Topical treatments for tinea cruris using allylamine and azole antifungals have demonstrated effectiveness.3-8 A recent systematic review found naftifine and terbinafine to have a slightly greater cure rate compared with bifonazole, clotrimazole, and miconazole in patients with fungal infections of the skin and feet.9 However, there have been few direct comparisons of individual topical agents, making it difficult to justify the choice of one preparation over another.7,10 Prescription topical treatments include butenafine7,11,12 and naftifine,13 which require at least 2 weeks of therapy. Longer treatment periods are believed to compromise patient adherence.4 Although over-the-counter (OTC) products are available to treat tinea cruris, patients seek medical attention for this condition, especially when treatment with OTC products has failed, caused adverse events (AEs), or been followed by recurrence.14
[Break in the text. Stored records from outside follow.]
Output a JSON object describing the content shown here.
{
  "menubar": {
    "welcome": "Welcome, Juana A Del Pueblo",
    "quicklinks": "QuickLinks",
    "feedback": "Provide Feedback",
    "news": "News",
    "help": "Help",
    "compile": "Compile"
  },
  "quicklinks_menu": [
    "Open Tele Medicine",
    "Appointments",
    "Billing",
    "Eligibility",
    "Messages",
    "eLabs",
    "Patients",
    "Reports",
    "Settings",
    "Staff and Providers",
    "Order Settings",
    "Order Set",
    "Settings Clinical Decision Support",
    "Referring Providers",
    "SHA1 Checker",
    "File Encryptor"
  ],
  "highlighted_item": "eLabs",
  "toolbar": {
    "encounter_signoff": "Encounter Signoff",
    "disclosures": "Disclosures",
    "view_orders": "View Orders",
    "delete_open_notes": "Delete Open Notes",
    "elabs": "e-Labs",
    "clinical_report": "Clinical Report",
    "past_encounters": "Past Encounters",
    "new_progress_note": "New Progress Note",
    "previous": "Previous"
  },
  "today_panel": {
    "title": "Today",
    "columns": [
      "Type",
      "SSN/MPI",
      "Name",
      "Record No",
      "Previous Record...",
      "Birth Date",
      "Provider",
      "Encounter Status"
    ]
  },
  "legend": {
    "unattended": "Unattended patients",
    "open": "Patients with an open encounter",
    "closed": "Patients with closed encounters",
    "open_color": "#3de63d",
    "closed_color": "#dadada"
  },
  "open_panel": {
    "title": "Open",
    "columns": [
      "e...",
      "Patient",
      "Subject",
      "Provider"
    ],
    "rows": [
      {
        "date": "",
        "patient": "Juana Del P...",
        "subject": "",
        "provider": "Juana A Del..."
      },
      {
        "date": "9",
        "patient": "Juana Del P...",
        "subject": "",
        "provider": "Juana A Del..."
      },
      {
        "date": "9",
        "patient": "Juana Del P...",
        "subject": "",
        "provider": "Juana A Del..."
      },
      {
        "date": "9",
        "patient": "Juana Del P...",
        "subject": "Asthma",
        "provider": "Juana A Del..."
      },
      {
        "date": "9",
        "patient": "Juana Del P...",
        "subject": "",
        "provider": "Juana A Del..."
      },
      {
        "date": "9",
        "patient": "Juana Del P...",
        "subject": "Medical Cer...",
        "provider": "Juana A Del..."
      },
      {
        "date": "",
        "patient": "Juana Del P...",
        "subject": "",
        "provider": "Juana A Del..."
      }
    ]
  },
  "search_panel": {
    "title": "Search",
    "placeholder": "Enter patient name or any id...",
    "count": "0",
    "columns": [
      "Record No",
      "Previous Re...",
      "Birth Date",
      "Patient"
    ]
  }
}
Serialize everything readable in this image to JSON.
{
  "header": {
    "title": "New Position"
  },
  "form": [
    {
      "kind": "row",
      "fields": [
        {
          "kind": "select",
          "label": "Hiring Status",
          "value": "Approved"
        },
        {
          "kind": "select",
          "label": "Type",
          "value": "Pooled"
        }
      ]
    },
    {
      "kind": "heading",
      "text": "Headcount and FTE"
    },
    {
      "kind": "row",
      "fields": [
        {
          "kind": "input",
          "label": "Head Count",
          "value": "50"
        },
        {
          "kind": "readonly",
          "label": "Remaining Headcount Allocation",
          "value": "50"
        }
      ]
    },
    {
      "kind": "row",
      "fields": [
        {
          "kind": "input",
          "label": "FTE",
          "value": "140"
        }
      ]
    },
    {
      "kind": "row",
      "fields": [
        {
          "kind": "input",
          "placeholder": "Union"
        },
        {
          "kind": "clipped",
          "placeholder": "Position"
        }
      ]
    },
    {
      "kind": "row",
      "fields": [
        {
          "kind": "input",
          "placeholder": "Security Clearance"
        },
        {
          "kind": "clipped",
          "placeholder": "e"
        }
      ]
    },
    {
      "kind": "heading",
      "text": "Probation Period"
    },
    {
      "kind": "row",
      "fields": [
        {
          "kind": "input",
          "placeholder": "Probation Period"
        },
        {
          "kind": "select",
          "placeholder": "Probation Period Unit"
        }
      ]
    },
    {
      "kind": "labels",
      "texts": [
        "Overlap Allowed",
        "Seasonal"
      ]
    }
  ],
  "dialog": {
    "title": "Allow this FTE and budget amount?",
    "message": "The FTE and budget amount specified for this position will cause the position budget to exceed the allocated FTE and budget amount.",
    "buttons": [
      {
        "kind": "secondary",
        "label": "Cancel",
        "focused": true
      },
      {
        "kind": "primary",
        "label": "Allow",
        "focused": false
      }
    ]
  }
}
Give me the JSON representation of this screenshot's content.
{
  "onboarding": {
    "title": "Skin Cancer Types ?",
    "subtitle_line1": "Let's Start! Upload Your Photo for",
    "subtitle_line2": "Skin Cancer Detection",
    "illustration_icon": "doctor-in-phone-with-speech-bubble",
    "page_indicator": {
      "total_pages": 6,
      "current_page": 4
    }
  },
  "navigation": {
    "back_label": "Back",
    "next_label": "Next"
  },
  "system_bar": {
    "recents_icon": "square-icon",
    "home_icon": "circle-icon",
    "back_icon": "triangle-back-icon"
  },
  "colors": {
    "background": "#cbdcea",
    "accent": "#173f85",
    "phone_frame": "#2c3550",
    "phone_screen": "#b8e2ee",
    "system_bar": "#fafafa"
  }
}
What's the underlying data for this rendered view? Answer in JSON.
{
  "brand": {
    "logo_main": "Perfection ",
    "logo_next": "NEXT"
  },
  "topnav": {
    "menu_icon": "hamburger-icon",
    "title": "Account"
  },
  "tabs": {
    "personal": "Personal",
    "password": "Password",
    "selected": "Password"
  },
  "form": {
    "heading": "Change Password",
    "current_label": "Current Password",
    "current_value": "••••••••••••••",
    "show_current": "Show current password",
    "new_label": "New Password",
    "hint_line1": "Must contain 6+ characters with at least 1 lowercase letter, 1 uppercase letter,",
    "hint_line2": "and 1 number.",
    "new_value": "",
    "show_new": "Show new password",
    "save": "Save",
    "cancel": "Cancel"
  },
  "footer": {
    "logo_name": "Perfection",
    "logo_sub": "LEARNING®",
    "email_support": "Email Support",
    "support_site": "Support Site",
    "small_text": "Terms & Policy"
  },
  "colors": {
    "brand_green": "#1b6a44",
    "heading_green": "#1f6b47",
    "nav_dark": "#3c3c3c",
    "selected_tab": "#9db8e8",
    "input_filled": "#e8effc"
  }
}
Luliconazole cream 1% has been approved in Japan since 2005 for treatment of tinea cruris, tinea corporis, and tinea pedis. Luliconazole cream 1% is a fungicidal (ie, kills fungi) and fungistatic (ie, inhibits the growth of fungi) azole that has exhibited in vitro activity against T rubrum, E floccosum, and T mentagrophytes greater than or equal to that of other agents, including terbinafine, ketoconazole, clotrimazole, neticonazole, miconazole, and bifonazole.15-17 Preclinical studies found luliconazole